YOUR OBJECTIVE:
Return each entry exactly, omitting nothing.
[INFORMATION — start]
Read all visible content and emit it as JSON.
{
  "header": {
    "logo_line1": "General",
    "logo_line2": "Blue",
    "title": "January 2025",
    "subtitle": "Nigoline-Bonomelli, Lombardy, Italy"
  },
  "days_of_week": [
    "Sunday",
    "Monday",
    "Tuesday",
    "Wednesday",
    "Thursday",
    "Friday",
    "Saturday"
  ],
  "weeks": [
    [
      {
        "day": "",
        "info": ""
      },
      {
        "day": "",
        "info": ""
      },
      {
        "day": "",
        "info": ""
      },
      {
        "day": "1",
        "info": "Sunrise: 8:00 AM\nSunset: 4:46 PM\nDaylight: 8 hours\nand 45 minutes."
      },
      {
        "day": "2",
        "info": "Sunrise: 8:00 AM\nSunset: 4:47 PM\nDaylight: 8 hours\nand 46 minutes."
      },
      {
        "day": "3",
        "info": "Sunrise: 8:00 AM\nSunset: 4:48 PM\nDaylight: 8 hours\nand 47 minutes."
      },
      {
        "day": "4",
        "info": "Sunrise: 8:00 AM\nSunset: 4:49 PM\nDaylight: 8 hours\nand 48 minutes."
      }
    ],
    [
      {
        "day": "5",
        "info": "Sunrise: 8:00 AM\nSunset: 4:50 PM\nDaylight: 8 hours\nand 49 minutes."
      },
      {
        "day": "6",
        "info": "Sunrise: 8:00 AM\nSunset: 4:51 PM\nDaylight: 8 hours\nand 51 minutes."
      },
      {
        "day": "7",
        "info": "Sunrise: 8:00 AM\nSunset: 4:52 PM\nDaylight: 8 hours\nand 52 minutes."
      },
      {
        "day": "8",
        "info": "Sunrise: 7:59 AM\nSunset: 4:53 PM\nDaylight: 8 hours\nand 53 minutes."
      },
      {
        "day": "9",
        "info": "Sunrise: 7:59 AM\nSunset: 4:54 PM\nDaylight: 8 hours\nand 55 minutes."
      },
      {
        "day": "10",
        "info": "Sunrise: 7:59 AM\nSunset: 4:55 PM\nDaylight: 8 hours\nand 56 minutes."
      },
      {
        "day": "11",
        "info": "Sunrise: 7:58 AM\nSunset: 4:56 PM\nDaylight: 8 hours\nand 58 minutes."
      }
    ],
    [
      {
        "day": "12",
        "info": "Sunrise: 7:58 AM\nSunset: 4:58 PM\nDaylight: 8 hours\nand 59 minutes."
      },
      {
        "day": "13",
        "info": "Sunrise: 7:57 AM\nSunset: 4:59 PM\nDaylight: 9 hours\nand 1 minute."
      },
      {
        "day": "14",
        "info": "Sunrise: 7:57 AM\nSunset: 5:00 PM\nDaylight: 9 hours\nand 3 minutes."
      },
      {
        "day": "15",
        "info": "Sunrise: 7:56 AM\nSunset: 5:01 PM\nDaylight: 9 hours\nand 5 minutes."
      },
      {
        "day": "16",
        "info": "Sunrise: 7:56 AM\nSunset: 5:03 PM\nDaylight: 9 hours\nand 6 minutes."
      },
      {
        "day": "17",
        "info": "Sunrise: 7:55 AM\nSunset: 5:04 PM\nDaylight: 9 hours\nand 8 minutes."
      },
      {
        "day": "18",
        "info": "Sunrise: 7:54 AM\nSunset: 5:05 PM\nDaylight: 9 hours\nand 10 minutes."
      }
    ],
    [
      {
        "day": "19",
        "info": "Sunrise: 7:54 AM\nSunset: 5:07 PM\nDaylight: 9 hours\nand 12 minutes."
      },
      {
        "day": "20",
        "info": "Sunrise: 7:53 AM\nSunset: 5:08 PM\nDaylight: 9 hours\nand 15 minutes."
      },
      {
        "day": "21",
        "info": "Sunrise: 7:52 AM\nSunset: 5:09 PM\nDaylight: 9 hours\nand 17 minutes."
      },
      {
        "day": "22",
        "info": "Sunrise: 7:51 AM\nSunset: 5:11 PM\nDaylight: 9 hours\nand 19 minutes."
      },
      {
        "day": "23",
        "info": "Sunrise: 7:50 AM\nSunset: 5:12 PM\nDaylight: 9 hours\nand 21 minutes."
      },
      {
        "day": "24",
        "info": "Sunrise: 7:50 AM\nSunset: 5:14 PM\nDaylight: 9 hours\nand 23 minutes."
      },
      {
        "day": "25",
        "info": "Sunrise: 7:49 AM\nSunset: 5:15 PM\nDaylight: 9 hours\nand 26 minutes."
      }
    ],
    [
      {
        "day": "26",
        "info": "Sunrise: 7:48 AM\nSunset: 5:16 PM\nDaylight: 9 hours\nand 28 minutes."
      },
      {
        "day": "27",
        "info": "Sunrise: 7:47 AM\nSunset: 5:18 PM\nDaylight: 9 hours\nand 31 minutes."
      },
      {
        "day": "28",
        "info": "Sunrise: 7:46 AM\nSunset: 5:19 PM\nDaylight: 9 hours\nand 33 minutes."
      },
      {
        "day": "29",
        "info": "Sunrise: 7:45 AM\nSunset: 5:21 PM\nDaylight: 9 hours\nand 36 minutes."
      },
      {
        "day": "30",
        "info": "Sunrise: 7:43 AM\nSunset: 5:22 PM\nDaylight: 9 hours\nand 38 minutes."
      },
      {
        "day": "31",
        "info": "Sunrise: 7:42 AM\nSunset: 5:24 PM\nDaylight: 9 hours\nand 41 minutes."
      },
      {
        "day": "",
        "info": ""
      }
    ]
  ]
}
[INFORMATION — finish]
THE ANSWER:
Read all visible content and emit it as JSON.
{
  "header": {
    "logo_line1": "General",
    "logo_line2": "Blue",
    "title": "January 2025",
    "subtitle": "Nigoline-Bonomelli, Lombardy, Italy"
  },
  "days_of_week": [
    "Sunday",
    "Monday",
    "Tuesday",
    "Wednesday",
    "Thursday",
    "Friday",
    "Saturday"
  ],
  "weeks": [
    [
      {
        "day": "",
        "info": ""
      },
      {
        "day": "",
        "info": ""
      },
      {
        "day": "",
        "info": ""
      },
      {
        "day": "1",
        "info": "Sunrise: 8:00 AM\nSunset: 4:46 PM\nDaylight: 8 hours\nand 45 minutes."
      },
      {
        "day": "2",
        "info": "Sunrise: 8:00 AM\nSunset: 4:47 PM\nDaylight: 8 hours\nand 46 minutes."
      },
      {
        "day": "3",
        "info": "Sunrise: 8:00 AM\nSunset: 4:48 PM\nDaylight: 8 hours\nand 47 minutes."
      },
      {
        "day": "4",
        "info": "Sunrise: 8:00 AM\nSunset: 4:49 PM\nDaylight: 8 hours\nand 48 minutes."
      }
    ],
    [
      {
        "day": "5",
        "info": "Sunrise: 8:00 AM\nSunset: 4:50 PM\nDaylight: 8 hours\nand 49 minutes."
      },
      {
        "day": "6",
        "info": "Sunrise: 8:00 AM\nSunset: 4:51 PM\nDaylight: 8 hours\nand 51 minutes."
      },
      {
        "day": "7",
        "info": "Sunrise: 8:00 AM\nSunset: 4:52 PM\nDaylight: 8 hours\nand 52 minutes."
      },
      {
        "day": "8",
        "info": "Sunrise: 7:59 AM\nSunset: 4:53 PM\nDaylight: 8 hours\nand 53 minutes."
      },
      {
        "day": "9",
        "info": "Sunrise: 7:59 AM\nSunset: 4:54 PM\nDaylight: 8 hours\nand 55 minutes."
      },
      {
        "day": "10",
        "info": "Sunrise: 7:59 AM\nSunset: 4:55 PM\nDaylight: 8 hours\nand 56 minutes."
      },
      {
        "day": "11",
        "info": "Sunrise: 7:58 AM\nSunset: 4:56 PM\nDaylight: 8 hours\nand 58 minutes."
      }
    ],
    [
      {
        "day": "12",
        "info": "Sunrise: 7:58 AM\nSunset: 4:58 PM\nDaylight: 8 hours\nand 59 minutes."
      },
      {
        "day": "13",
        "info": "Sunrise: 7:57 AM\nSunset: 4:59 PM\nDaylight: 9 hours\nand 1 minute."
      },
      {
        "day": "14",
        "info": "Sunrise: 7:57 AM\nSunset: 5:00 PM\nDaylight: 9 hours\nand 3 minutes."
      },
      {
        "day": "15",
        "info": "Sunrise: 7:56 AM\nSunset: 5:01 PM\nDaylight: 9 hours\nand 5 minutes."
      },
      {
        "day": "16",
        "info": "Sunrise: 7:56 AM\nSunset: 5:03 PM\nDaylight: 9 hours\nand 6 minutes."
      },
      {
        "day": "17",
        "info": "Sunrise: 7:55 AM\nSunset: 5:04 PM\nDaylight: 9 hours\nand 8 minutes."
      },
      {
        "day": "18",
        "info": "Sunrise: 7:54 AM\nSunset: 5:05 PM\nDaylight: 9 hours\nand 10 minutes."
      }
    ],
    [
      {
        "day": "19",
        "info": "Sunrise: 7:54 AM\nSunset: 5:07 PM\nDaylight: 9 hours\nand 12 minutes."
      },
      {
        "day": "20",
        "info": "Sunrise: 7:53 AM\nSunset: 5:08 PM\nDaylight: 9 hours\nand 15 minutes."
      },
      {
        "day": "21",
        "info": "Sunrise: 7:52 AM\nSunset: 5:09 PM\nDaylight: 9 hours\nand 17 minutes."
      },
      {
        "day": "22",
        "info": "Sunrise: 7:51 AM\nSunset: 5:11 PM\nDaylight: 9 hours\nand 19 minutes."
      },
      {
        "day": "23",
        "info": "Sunrise: 7:50 AM\nSunset: 5:12 PM\nDaylight: 9 hours\nand 21 minutes."
      },
      {
        "day": "24",
        "info": "Sunrise: 7:50 AM\nSunset: 5:14 PM\nDaylight: 9 hours\nand 23 minutes."
      },
      {
        "day": "25",
        "info": "Sunrise: 7:49 AM\nSunset: 5:15 PM\nDaylight: 9 hours\nand 26 minutes."
      }
    ],
    [
      {
        "day": "26",
        "info": "Sunrise: 7:48 AM\nSunset: 5:16 PM\nDaylight: 9 hours\nand 28 minutes."
      },
      {
        "day": "27",
        "info": "Sunrise: 7:47 AM\nSunset: 5:18 PM\nDaylight: 9 hours\nand 31 minutes."
      },
      {
        "day": "28",
        "info": "Sunrise: 7:46 AM\nSunset: 5:19 PM\nDaylight: 9 hours\nand 33 minutes."
      },
      {
        "day": "29",
        "info": "Sunrise: 7:45 AM\nSunset: 5:21 PM\nDaylight: 9 hours\nand 36 minutes."
      },
      {
        "day": "30",
        "info": "Sunrise: 7:43 AM\nSunset: 5:22 PM\nDaylight: 9 hours\nand 38 minutes."
      },
      {
        "day": "31",
        "info": "Sunrise: 7:42 AM\nSunset: 5:24 PM\nDaylight: 9 hours\nand 41 minutes."
      },
      {
        "day": "",
        "info": ""
      }
    ]
  ]
}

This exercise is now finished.